- [Data for analysis]:
==========

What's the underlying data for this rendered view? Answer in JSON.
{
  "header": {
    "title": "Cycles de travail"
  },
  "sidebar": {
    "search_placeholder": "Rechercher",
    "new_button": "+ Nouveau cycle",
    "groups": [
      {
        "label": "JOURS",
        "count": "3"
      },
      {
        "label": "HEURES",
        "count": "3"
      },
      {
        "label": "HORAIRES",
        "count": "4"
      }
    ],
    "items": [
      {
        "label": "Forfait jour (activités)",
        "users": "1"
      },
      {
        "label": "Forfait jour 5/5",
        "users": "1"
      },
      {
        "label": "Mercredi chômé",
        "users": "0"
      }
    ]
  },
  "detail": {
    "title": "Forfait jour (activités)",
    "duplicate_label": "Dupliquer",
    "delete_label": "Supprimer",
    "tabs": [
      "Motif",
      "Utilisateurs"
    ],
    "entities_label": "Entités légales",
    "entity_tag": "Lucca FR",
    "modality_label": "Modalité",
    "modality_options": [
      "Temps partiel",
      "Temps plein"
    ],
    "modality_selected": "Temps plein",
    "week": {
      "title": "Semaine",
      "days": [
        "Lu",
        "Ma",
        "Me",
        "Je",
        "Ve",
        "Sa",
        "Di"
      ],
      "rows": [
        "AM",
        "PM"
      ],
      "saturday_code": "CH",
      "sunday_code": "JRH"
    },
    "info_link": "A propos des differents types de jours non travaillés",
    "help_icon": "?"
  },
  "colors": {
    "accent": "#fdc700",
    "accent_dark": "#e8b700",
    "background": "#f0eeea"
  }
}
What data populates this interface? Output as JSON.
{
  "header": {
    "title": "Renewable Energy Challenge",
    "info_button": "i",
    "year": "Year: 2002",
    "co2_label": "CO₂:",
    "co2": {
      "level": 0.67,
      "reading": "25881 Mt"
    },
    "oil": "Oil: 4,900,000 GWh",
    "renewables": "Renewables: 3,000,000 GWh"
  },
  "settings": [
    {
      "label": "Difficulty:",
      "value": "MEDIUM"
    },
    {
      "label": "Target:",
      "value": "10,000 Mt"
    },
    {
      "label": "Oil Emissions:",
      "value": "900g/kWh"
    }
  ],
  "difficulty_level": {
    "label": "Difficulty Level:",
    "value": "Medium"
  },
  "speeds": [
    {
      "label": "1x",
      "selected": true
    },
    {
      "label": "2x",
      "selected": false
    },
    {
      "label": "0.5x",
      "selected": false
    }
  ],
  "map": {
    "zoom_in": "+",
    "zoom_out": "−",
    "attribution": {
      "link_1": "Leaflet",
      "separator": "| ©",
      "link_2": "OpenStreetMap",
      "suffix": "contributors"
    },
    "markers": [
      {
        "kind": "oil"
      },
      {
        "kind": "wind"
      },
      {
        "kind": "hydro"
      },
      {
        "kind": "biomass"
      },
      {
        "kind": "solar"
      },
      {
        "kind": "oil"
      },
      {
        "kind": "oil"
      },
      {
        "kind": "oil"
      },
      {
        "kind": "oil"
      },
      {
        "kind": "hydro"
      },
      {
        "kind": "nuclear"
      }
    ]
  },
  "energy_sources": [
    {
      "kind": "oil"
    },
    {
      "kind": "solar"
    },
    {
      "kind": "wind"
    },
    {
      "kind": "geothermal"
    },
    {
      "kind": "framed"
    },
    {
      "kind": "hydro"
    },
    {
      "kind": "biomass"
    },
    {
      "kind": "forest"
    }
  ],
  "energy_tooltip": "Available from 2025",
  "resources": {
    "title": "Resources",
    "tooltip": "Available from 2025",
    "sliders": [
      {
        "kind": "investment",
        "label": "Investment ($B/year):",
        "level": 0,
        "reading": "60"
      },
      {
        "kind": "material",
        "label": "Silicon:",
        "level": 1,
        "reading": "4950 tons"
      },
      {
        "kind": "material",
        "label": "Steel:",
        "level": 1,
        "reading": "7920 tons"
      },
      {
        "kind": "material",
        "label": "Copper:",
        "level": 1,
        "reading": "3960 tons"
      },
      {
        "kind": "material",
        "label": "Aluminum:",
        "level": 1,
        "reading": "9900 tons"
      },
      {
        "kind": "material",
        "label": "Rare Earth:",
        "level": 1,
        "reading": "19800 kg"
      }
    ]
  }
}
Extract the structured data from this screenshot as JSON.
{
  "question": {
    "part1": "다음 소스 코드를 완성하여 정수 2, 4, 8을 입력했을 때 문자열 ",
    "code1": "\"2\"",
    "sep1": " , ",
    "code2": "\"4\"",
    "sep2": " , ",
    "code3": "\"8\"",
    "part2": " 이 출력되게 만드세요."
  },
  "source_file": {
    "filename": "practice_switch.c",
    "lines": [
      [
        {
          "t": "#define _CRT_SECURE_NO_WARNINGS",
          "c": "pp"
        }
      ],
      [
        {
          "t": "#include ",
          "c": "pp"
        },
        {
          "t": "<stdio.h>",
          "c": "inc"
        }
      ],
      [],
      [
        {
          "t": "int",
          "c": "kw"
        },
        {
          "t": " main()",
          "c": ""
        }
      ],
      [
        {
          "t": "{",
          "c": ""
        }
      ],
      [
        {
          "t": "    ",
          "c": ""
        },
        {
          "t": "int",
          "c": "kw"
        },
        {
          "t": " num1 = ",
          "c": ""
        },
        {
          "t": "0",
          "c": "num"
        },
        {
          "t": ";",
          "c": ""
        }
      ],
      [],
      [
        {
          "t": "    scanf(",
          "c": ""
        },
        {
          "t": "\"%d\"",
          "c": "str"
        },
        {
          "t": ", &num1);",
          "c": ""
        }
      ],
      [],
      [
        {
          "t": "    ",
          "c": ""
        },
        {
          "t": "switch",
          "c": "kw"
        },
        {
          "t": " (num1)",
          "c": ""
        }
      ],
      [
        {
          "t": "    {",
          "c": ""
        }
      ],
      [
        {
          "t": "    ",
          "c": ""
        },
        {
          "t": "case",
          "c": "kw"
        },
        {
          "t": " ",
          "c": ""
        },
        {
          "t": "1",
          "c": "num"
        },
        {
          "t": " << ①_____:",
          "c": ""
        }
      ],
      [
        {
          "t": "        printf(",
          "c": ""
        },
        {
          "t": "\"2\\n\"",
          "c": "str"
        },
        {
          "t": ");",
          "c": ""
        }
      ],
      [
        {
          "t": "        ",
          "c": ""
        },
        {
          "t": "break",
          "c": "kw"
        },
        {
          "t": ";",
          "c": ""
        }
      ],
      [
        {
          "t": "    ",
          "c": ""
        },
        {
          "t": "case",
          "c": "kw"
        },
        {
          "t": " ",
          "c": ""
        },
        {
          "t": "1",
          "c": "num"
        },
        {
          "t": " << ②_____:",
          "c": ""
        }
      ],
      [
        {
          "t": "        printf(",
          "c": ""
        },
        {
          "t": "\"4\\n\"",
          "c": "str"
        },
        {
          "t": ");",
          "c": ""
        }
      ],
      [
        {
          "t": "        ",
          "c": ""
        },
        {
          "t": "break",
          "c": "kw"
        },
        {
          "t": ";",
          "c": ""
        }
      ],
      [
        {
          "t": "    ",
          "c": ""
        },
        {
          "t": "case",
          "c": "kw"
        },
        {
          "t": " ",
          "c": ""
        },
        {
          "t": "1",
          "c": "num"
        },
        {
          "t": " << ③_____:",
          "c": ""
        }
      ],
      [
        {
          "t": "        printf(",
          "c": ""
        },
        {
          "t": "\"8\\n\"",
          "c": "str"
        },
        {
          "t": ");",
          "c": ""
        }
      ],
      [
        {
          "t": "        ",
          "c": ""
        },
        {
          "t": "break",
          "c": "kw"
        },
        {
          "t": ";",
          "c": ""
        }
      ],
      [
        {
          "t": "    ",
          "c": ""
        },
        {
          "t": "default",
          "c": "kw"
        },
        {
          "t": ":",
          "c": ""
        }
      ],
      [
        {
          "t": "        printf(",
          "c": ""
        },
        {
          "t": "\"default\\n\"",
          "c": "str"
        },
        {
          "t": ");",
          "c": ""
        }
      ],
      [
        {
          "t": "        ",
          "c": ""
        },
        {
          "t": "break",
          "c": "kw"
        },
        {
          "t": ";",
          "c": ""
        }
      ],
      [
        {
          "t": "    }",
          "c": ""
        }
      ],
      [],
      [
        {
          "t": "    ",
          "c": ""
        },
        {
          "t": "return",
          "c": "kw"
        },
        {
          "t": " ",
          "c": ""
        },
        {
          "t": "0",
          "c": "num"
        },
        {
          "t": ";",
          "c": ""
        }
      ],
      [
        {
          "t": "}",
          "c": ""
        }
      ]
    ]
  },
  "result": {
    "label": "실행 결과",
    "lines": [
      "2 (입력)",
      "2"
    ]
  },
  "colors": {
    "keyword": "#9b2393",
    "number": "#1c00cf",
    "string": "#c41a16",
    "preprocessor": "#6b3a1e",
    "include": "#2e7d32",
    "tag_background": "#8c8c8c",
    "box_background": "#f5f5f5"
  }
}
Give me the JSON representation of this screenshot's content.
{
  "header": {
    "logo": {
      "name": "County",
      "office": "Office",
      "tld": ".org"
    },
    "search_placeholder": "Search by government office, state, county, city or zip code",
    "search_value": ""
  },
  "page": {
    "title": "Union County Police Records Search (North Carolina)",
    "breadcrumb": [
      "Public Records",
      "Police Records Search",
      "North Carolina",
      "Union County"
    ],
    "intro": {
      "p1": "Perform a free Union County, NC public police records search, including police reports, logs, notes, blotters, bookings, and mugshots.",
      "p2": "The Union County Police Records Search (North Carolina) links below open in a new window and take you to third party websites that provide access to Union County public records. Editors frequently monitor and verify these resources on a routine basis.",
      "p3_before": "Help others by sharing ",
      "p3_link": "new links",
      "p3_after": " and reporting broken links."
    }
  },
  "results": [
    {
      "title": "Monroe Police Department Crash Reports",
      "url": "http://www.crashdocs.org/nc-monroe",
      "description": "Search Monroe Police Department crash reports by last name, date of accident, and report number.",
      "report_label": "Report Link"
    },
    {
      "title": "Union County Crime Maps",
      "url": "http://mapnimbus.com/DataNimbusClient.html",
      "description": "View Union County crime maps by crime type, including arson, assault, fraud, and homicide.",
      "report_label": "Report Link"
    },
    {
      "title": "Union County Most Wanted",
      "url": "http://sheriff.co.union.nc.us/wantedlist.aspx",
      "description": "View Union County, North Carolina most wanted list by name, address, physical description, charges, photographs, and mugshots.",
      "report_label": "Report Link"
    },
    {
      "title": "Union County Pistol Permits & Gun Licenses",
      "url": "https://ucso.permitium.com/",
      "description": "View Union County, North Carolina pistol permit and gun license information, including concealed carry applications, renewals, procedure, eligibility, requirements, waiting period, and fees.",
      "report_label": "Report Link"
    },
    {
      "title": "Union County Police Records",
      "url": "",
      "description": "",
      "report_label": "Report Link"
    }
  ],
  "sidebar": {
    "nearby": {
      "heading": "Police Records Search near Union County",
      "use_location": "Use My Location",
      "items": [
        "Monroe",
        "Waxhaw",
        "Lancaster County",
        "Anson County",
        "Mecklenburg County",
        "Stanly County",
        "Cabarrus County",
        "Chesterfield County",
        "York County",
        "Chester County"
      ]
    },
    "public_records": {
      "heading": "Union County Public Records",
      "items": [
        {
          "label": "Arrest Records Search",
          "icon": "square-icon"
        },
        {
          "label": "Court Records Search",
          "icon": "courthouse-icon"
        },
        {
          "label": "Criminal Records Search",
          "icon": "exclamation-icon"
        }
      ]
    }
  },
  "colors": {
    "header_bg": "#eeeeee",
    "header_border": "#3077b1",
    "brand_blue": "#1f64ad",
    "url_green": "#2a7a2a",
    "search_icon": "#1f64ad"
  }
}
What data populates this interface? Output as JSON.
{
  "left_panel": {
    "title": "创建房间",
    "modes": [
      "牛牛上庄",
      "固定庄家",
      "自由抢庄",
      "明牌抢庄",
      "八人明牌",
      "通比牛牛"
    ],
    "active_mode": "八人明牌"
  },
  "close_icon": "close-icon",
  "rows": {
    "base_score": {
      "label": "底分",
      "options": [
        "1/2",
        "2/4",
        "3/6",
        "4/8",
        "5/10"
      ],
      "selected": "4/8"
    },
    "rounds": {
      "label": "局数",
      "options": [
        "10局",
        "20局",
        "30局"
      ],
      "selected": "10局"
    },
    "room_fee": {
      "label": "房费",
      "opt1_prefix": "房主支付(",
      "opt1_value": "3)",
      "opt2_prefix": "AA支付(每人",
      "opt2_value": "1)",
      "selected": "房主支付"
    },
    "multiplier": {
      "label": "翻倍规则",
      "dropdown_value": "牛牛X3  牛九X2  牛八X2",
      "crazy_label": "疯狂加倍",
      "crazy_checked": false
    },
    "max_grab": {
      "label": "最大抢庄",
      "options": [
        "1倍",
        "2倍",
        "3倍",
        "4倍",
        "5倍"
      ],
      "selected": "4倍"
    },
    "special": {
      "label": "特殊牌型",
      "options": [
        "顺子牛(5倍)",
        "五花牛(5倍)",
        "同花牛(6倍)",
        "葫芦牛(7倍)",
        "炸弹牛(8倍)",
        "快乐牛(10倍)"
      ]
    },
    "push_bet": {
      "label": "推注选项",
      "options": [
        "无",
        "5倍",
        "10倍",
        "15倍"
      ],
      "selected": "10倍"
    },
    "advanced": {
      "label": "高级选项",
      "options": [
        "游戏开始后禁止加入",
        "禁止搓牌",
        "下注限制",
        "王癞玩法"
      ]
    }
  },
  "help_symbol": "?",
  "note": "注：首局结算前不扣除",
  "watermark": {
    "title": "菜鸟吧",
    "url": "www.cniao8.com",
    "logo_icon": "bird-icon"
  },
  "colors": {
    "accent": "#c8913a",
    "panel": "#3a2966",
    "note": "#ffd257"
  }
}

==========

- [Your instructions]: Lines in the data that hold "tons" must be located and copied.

- [Response for this exercise]:
        "reading": "4950 tons"
        "reading": "7920 tons"
        "reading": "3960 tons"
        "reading": "9900 tons"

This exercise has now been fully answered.